Political career[edit]

When he returned to Djibouti in 1946, and began his career working in the port of Djibouti, and then became president of the Union of Somali workers, and in 1947 founded the Democratic Union Party, which branched off from the union, he was able in his youth that dominates the political scene for a decade. He increased his circle of friends in the Middle East through gifts such as the lions he gave to the Imam of Yemen and the King of Saudi Arabia who in return (as is customary) backed him with funds. Harbi's main political rival was Hassan Gouled Aptidon, who in the mid-1950s allegedly expressed a desire to see all foreigners expelled from Djibouti. Harbi capitalized on the blunder by coming to the defense of the foreign communities. As a consequence, he gained the material support of the resident Arabs in general and of Ali Coubeche in particular, son of one of the territory's wealthier merchants.[4] Harbi would later appoint Coubeche as Finance Minister in his Cabinet.[5]

Through the Sultan of Tadjoura, a former comrade in the French army during the World War II campaign, Harbi was introduced to Ali Aref Bourhan, a young Afar politician whom Harbi would eventually take under his wing. Bourhan subsequently served in the territory's representative council as a Harbist politician, strongly supporting Harbi's independence-oriented platform.[6]

In 1958, on the eve of neighboring Somalia's independence in 1960, a referendum was held in French Somaliland to decide whether or not to join the Somali Republic or to remain with France. The plebiscite turned out in favour of a continued association with France, partly due to a combined yes vote by the sizable Afar ethnic group and resident Europeans.[7] There was also widespread vote rigging, with the French expelling thousands of Somalis before the referendum reached the polls.[8] The majority of those who had voted no were Somalis who were strongly in favour of joining a united Somalia, as Harbi had proposed.[7] After the launch of French President Charles de Gaulle, which states that France be with the republics that accept this Constitution, Mahmoud who campaign against the constitution and demanded the right to decide the fate of the French colony in the Horn of Africa, and he led a demonstration against the Constitution of de Gaulle, Vobad for presidency government, and dismissed as well as all the ministers who supported his position.

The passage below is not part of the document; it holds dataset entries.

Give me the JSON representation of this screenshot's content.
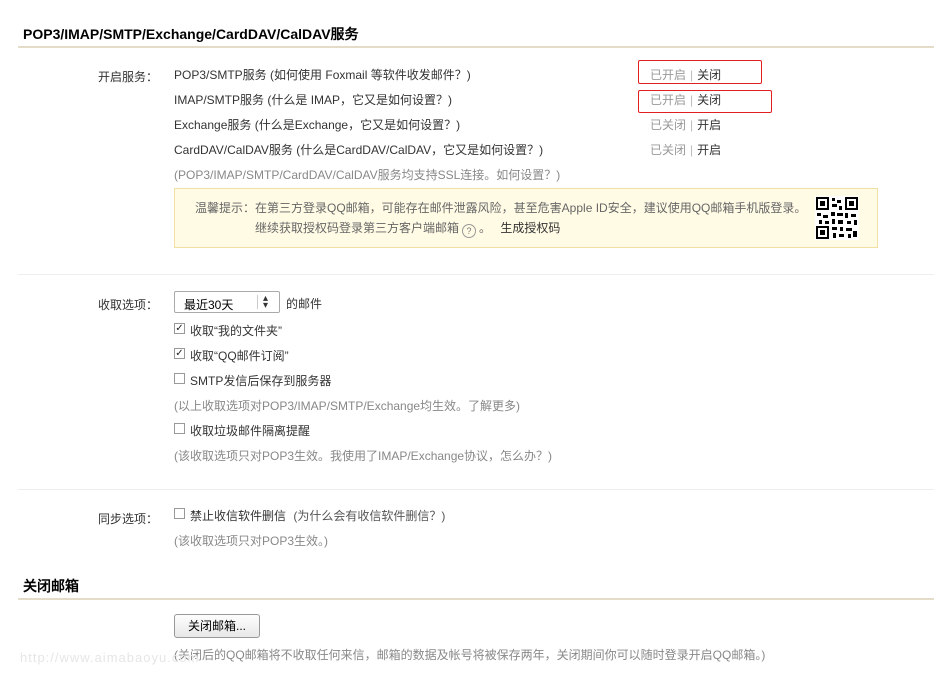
{
  "header": {
    "title": "POP3/IMAP/SMTP/Exchange/CardDAV/CalDAV服务"
  },
  "services": {
    "label": "开启服务：",
    "items": [
      {
        "name": "POP3/SMTP服务",
        "help": "(如何使用 Foxmail 等软件收发邮件？)",
        "status": "已开启",
        "action": "关闭"
      },
      {
        "name": "IMAP/SMTP服务",
        "help": "(什么是 IMAP，它又是如何设置？)",
        "status": "已开启",
        "action": "关闭"
      },
      {
        "name": "Exchange服务",
        "help": "(什么是Exchange，它又是如何设置？)",
        "status": "已关闭",
        "action": "开启"
      },
      {
        "name": "CardDAV/CalDAV服务",
        "help": "(什么是CardDAV/CalDAV，它又是如何设置？)",
        "status": "已关闭",
        "action": "开启"
      }
    ],
    "ssl_note": "(POP3/IMAP/SMTP/CardDAV/CalDAV服务均支持SSL连接。如何设置？)",
    "tip_line1": "温馨提示：在第三方登录QQ邮箱，可能存在邮件泄露风险，甚至危害Apple ID安全，建议使用QQ邮箱手机版登录。",
    "tip_line2_a": "继续获取授权码登录第三方客户端邮箱",
    "tip_help_icon": "?",
    "tip_line2_b": "。",
    "tip_link": "生成授权码"
  },
  "receive": {
    "label": "收取选项：",
    "range_value": "最近30天",
    "range_suffix": "的邮件",
    "opt_folder": "收取“我的文件夹”",
    "opt_subscription": "收取“QQ邮件订阅”",
    "opt_smtp_save": "SMTP发信后保存到服务器",
    "note1": "(以上收取选项对POP3/IMAP/SMTP/Exchange均生效。了解更多)",
    "opt_spam": "收取垃圾邮件隔离提醒",
    "note2": "(该收取选项只对POP3生效。我使用了IMAP/Exchange协议，怎么办？)"
  },
  "sync": {
    "label": "同步选项：",
    "opt_no_delete": "禁止收信软件删信",
    "opt_no_delete_help": "(为什么会有收信软件删信？)",
    "note": "(该收取选项只对POP3生效。)"
  },
  "close_mailbox": {
    "title": "关闭邮箱",
    "button": "关闭邮箱...",
    "note": "(关闭后的QQ邮箱将不收取任何来信，邮箱的数据及帐号将被保存两年，关闭期间你可以随时登录开启QQ邮箱。)"
  },
  "watermark": "http://www.aimabaoyu.com",
  "colors": {
    "highlight_box": "#e02020",
    "tip_bg": "#fffbe5",
    "section_line": "#e4dcc8"
  }
}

On September 29, 1960, he and his comrades Djama Mahamoud Boreh and Mohamed Gahanlo disappeared on a flight from Geneva to Cairo. Officially, they were killed in a plane crash, but a possible role of the organization de l'armée secrète is speculated. He went to African and European capitals in order to reach the goal of liberation before he died.[9]

Later years[edit]

Harbi would eventually settle in Mogadishu, where he frequently joined Somali radio programs and preached Pan-Somalism to the Somalis of the Horn of Africa. In 29 September 1960, he and several of his associates died in a plane crash under mysterious circumstances in Italy on a return trip from China to Somalia.[9]

See also[edit]


  1. ^ a b Djibouti -
  2. ^ Touval, p.125
  3. ^ Hempstone, p.158
  4. ^ Virginia Thompson, Richard Adloff, Djibouti and the Horn of Africa, (Stanford University Press: 1968), pp.65-66.
  5. ^ Virginia Thompson, Richard Adloff, Djibouti and the Horn of Africa, (Stanford University Press: 1968), p.68.
  6. ^ Jacques Foccart et Ali Aref
  7. ^ a b Barrington, Lowell, After Independence: Making and Protecting the Nation in Postcolonial and Postcommunist States, (University of Michigan Press: 2006), p.115
  8. ^ Kevin Shillington, Encyclopedia of African history, (CRC Press: 2005), p.360.
  9. ^ a b United States Joint Publications Research Service, Translations on Sub-Saharan Africa, Issues 464-492, (1966), p.24.


  • Hempstone, Smith (1961). Africa, angry young giant. Praeger.
  • Touval, Saadia (1999). Somali Nationalism: International Politics and the Drive for Unity in the Horn of Africa. IUniverse. ISBN 1-58348-411-6.
  • page on the French National Assembly website